[Component data from apps and pages]
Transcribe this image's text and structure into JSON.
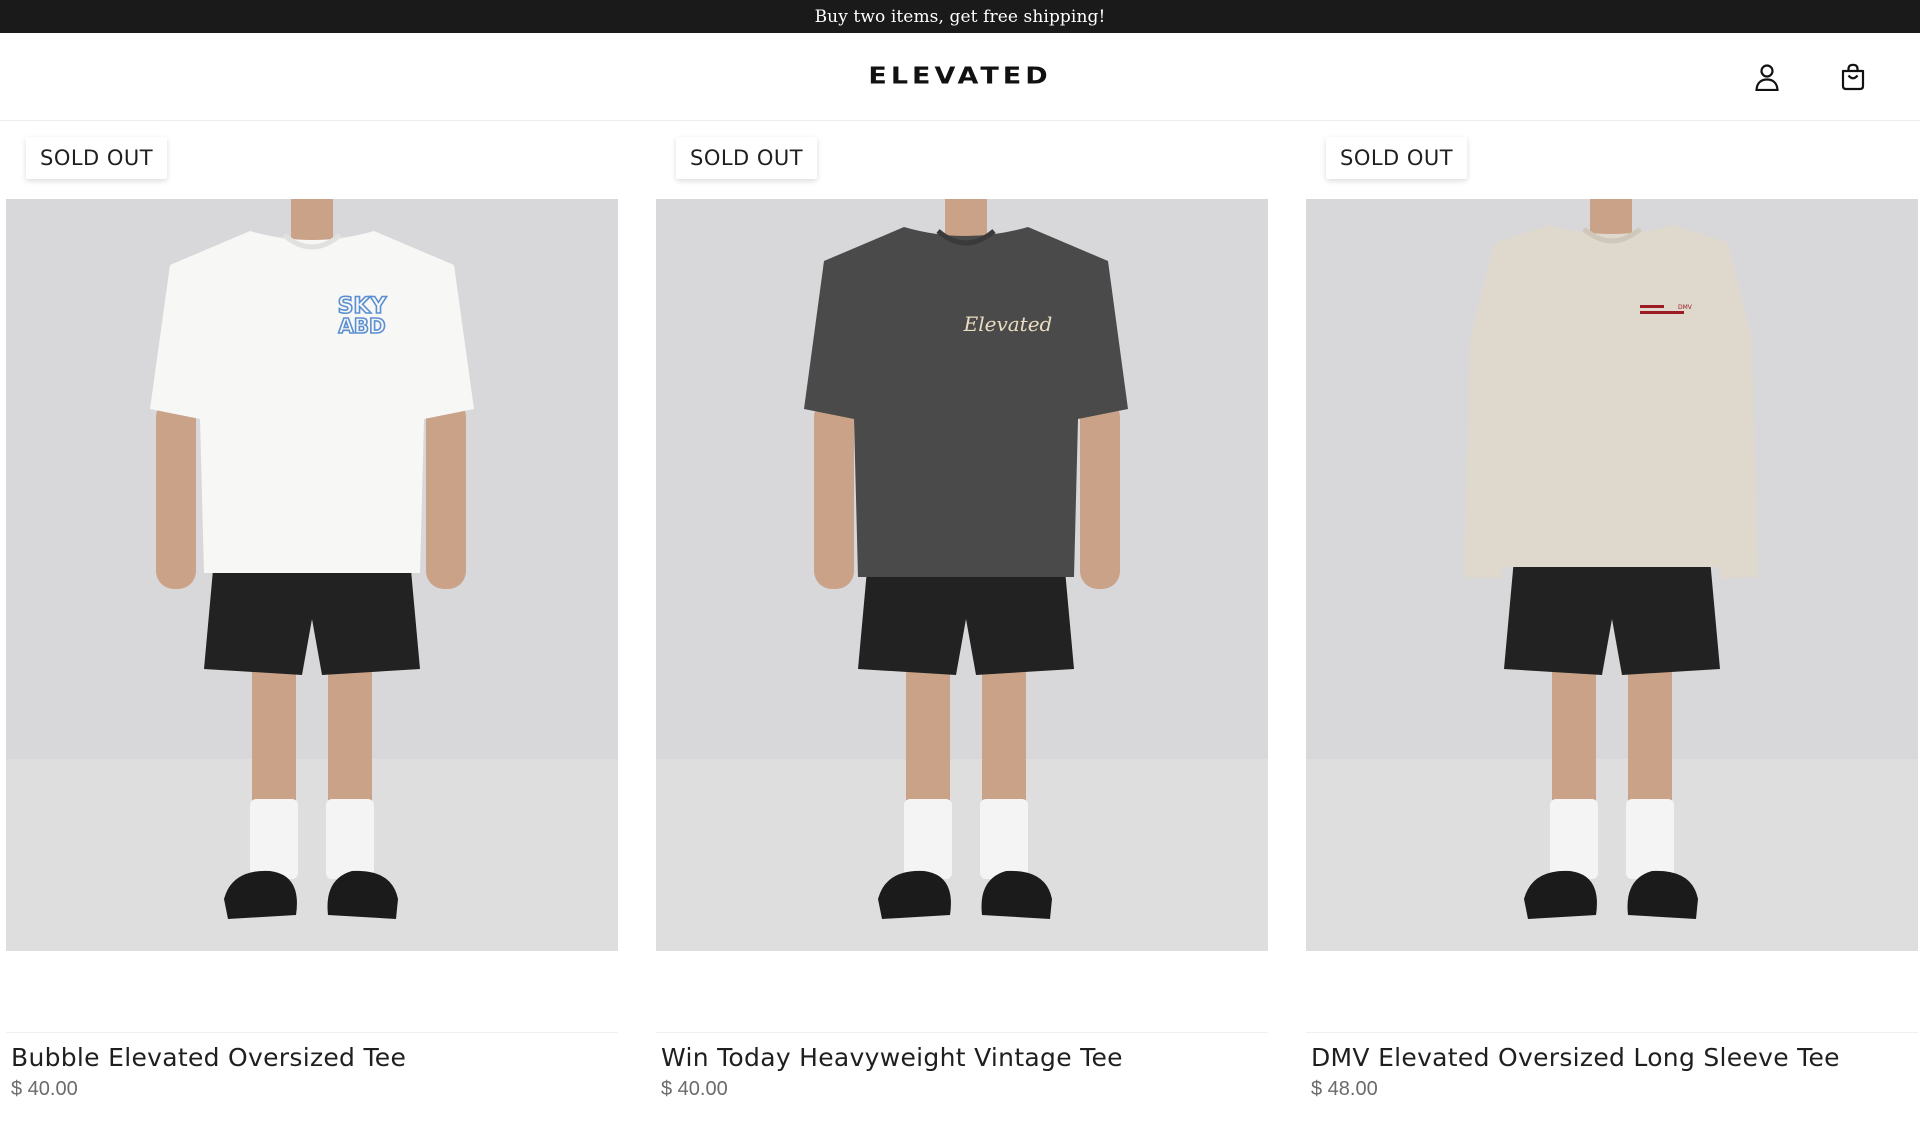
{
  "announcement": {
    "text": "Buy two items, get free shipping!"
  },
  "header": {
    "logo": "ELEVATED",
    "icons": [
      "account-icon",
      "cart-icon"
    ]
  },
  "products": [
    {
      "badge": "SOLD OUT",
      "title": "Bubble Elevated Oversized Tee",
      "price": "$ 40.00",
      "shirt_color": "#f7f7f5",
      "print_color": "#5b8fd1"
    },
    {
      "badge": "SOLD OUT",
      "title": "Win Today Heavyweight Vintage Tee",
      "price": "$ 40.00",
      "shirt_color": "#4a4a4a",
      "print_color": "#e9dcc0"
    },
    {
      "badge": "SOLD OUT",
      "title": "DMV Elevated Oversized Long Sleeve Tee",
      "price": "$ 48.00",
      "shirt_color": "#dfd8cc",
      "print_color": "#9b1c24"
    }
  ],
  "colors": {
    "announcement_bg": "#1a1a1a",
    "photo_bg": "#d8d8da",
    "shorts": "#222222",
    "skin": "#c9a287"
  }
}
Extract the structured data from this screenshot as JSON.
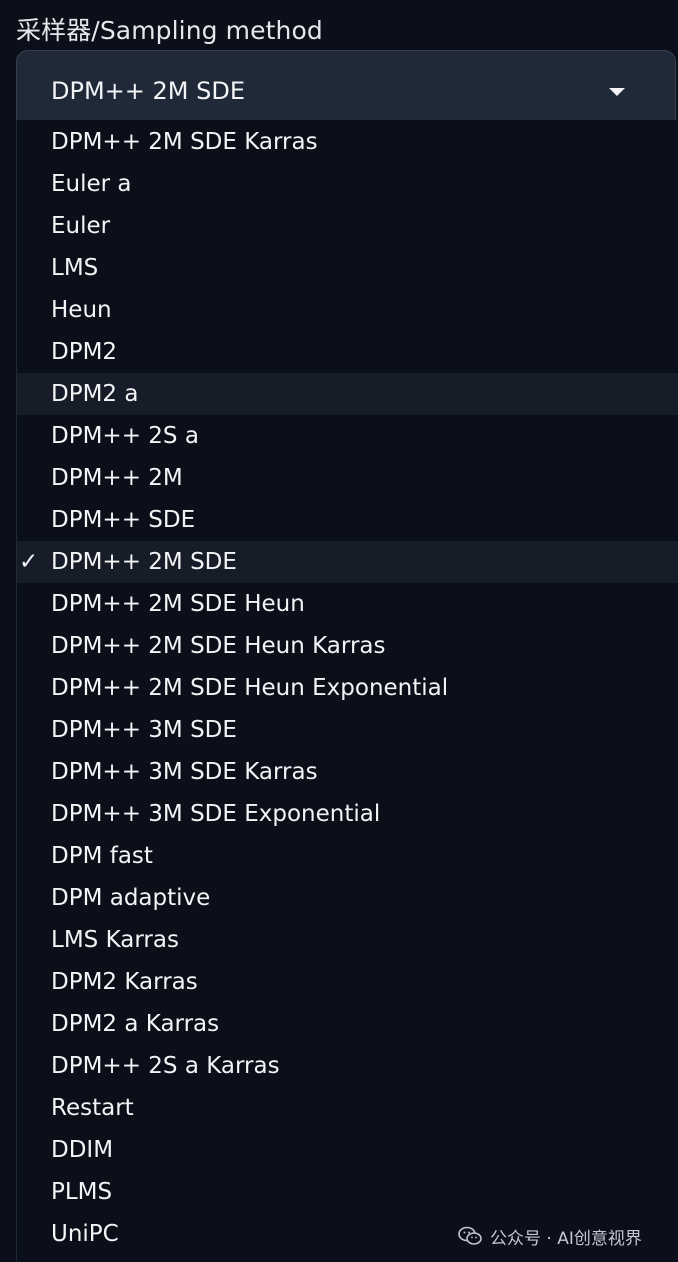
{
  "field": {
    "label": "采样器/Sampling method",
    "selected_value": "DPM++ 2M SDE"
  },
  "dropdown": {
    "check_glyph": "✓",
    "options": [
      {
        "label": "DPM++ 2M SDE Karras"
      },
      {
        "label": "Euler a"
      },
      {
        "label": "Euler"
      },
      {
        "label": "LMS"
      },
      {
        "label": "Heun"
      },
      {
        "label": "DPM2"
      },
      {
        "label": "DPM2 a",
        "state": "hover"
      },
      {
        "label": "DPM++ 2S a"
      },
      {
        "label": "DPM++ 2M"
      },
      {
        "label": "DPM++ SDE"
      },
      {
        "label": "DPM++ 2M SDE",
        "state": "selected"
      },
      {
        "label": "DPM++ 2M SDE Heun"
      },
      {
        "label": "DPM++ 2M SDE Heun Karras"
      },
      {
        "label": "DPM++ 2M SDE Heun Exponential"
      },
      {
        "label": "DPM++ 3M SDE"
      },
      {
        "label": "DPM++ 3M SDE Karras"
      },
      {
        "label": "DPM++ 3M SDE Exponential"
      },
      {
        "label": "DPM fast"
      },
      {
        "label": "DPM adaptive"
      },
      {
        "label": "LMS Karras"
      },
      {
        "label": "DPM2 Karras"
      },
      {
        "label": "DPM2 a Karras"
      },
      {
        "label": "DPM++ 2S a Karras"
      },
      {
        "label": "Restart"
      },
      {
        "label": "DDIM"
      },
      {
        "label": "PLMS"
      },
      {
        "label": "UniPC"
      }
    ]
  },
  "watermark": {
    "icon": "wechat-icon",
    "text": "公众号 · AI创意视界"
  },
  "colors": {
    "background": "#0b0f19",
    "select_bg": "#1f2937",
    "highlight_bg": "#161c28",
    "text": "#f3f4f6"
  }
}
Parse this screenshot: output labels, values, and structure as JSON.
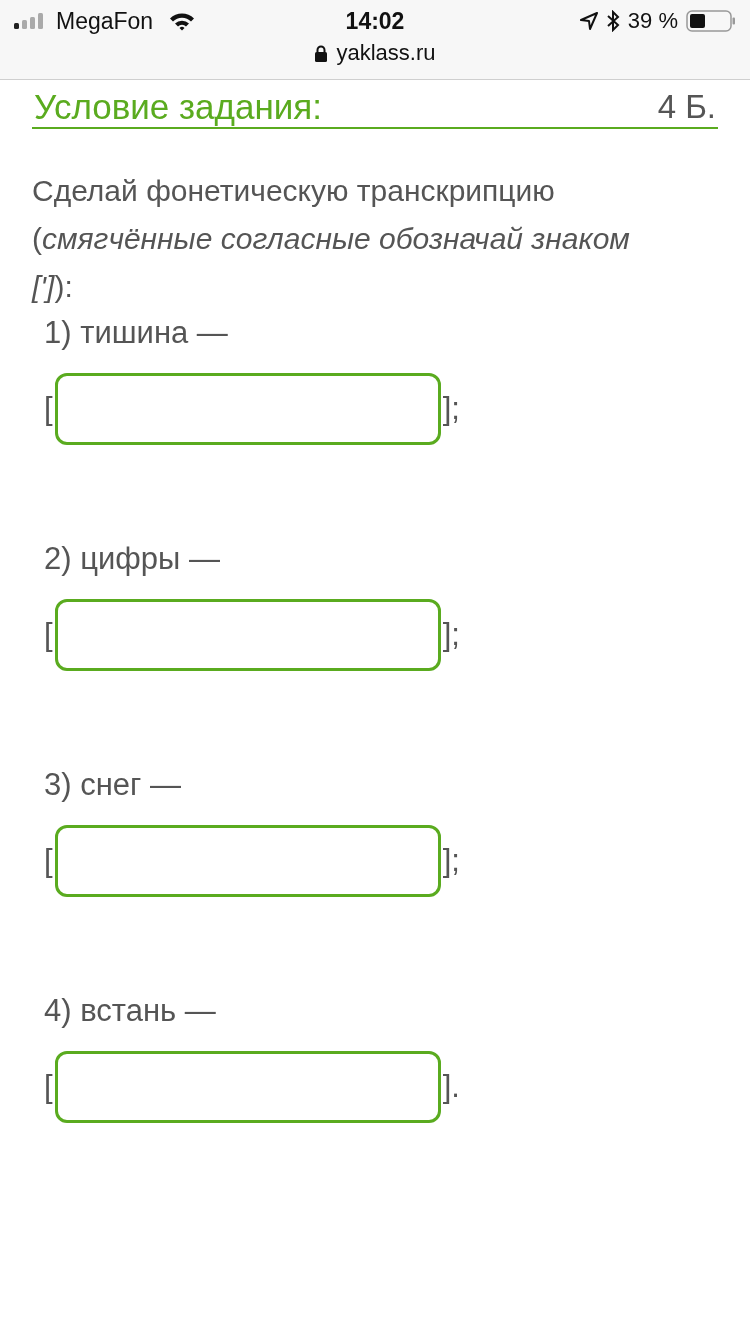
{
  "status_bar": {
    "carrier": "MegaFon",
    "time": "14:02",
    "url": "yaklass.ru",
    "battery": "39 %"
  },
  "header": {
    "title": "Условие задания:",
    "points": "4 Б."
  },
  "instruction": "Сделай фонетическую транскрипцию (*смягчённые согласные обозначай знаком [']*):",
  "items": [
    {
      "word": "1) тишина —",
      "open": "[",
      "close": "];"
    },
    {
      "word": "2) цифры —",
      "open": "[",
      "close": "];"
    },
    {
      "word": "3) снег —",
      "open": "[",
      "close": "];"
    },
    {
      "word": "4) встань —",
      "open": "[",
      "close": "]."
    }
  ]
}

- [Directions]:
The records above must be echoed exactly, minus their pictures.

- [Exercise output]:
Transcribe this image's text and structure into JSON.
{
  "announcement": {
    "text": "Buy two items, get free shipping!"
  },
  "header": {
    "logo": "ELEVATED",
    "icons": [
      "account-icon",
      "cart-icon"
    ]
  },
  "products": [
    {
      "badge": "SOLD OUT",
      "title": "Bubble Elevated Oversized Tee",
      "price": "$ 40.00",
      "shirt_color": "#f7f7f5",
      "print_color": "#5b8fd1"
    },
    {
      "badge": "SOLD OUT",
      "title": "Win Today Heavyweight Vintage Tee",
      "price": "$ 40.00",
      "shirt_color": "#4a4a4a",
      "print_color": "#e9dcc0"
    },
    {
      "badge": "SOLD OUT",
      "title": "DMV Elevated Oversized Long Sleeve Tee",
      "price": "$ 48.00",
      "shirt_color": "#dfd8cc",
      "print_color": "#9b1c24"
    }
  ],
  "colors": {
    "announcement_bg": "#1a1a1a",
    "photo_bg": "#d8d8da",
    "shorts": "#222222",
    "skin": "#c9a287"
  }
}
Extract the structured data from this screenshot as JSON.
{
  "field": {
    "label": "采样器/Sampling method",
    "selected_value": "DPM++ 2M SDE"
  },
  "dropdown": {
    "check_glyph": "✓",
    "options": [
      {
        "label": "DPM++ 2M SDE Karras"
      },
      {
        "label": "Euler a"
      },
      {
        "label": "Euler"
      },
      {
        "label": "LMS"
      },
      {
        "label": "Heun"
      },
      {
        "label": "DPM2"
      },
      {
        "label": "DPM2 a",
        "state": "hover"
      },
      {
        "label": "DPM++ 2S a"
      },
      {
        "label": "DPM++ 2M"
      },
      {
        "label": "DPM++ SDE"
      },
      {
        "label": "DPM++ 2M SDE",
        "state": "selected"
      },
      {
        "label": "DPM++ 2M SDE Heun"
      },
      {
        "label": "DPM++ 2M SDE Heun Karras"
      },
      {
        "label": "DPM++ 2M SDE Heun Exponential"
      },
      {
        "label": "DPM++ 3M SDE"
      },
      {
        "label": "DPM++ 3M SDE Karras"
      },
      {
        "label": "DPM++ 3M SDE Exponential"
      },
      {
        "label": "DPM fast"
      },
      {
        "label": "DPM adaptive"
      },
      {
        "label": "LMS Karras"
      },
      {
        "label": "DPM2 Karras"
      },
      {
        "label": "DPM2 a Karras"
      },
      {
        "label": "DPM++ 2S a Karras"
      },
      {
        "label": "Restart"
      },
      {
        "label": "DDIM"
      },
      {
        "label": "PLMS"
      },
      {
        "label": "UniPC"
      }
    ]
  },
  "watermark": {
    "icon": "wechat-icon",
    "text": "公众号 · AI创意视界"
  },
  "colors": {
    "background": "#0b0f19",
    "select_bg": "#1f2937",
    "highlight_bg": "#161c28",
    "text": "#f3f4f6"
  }
}
Parse this screenshot: output labels, values, and structure as JSON.
{
  "status_bar": {
    "carrier": "MegaFon",
    "time": "14:02",
    "url": "yaklass.ru",
    "battery": "39 %"
  },
  "header": {
    "title": "Условие задания:",
    "points": "4 Б."
  },
  "instruction": "Сделай фонетическую транскрипцию (*смягчённые согласные обозначай знаком [']*):",
  "items": [
    {
      "word": "1) тишина —",
      "open": "[",
      "close": "];"
    },
    {
      "word": "2) цифры —",
      "open": "[",
      "close": "];"
    },
    {
      "word": "3) снег —",
      "open": "[",
      "close": "];"
    },
    {
      "word": "4) встань —",
      "open": "[",
      "close": "]."
    }
  ]
}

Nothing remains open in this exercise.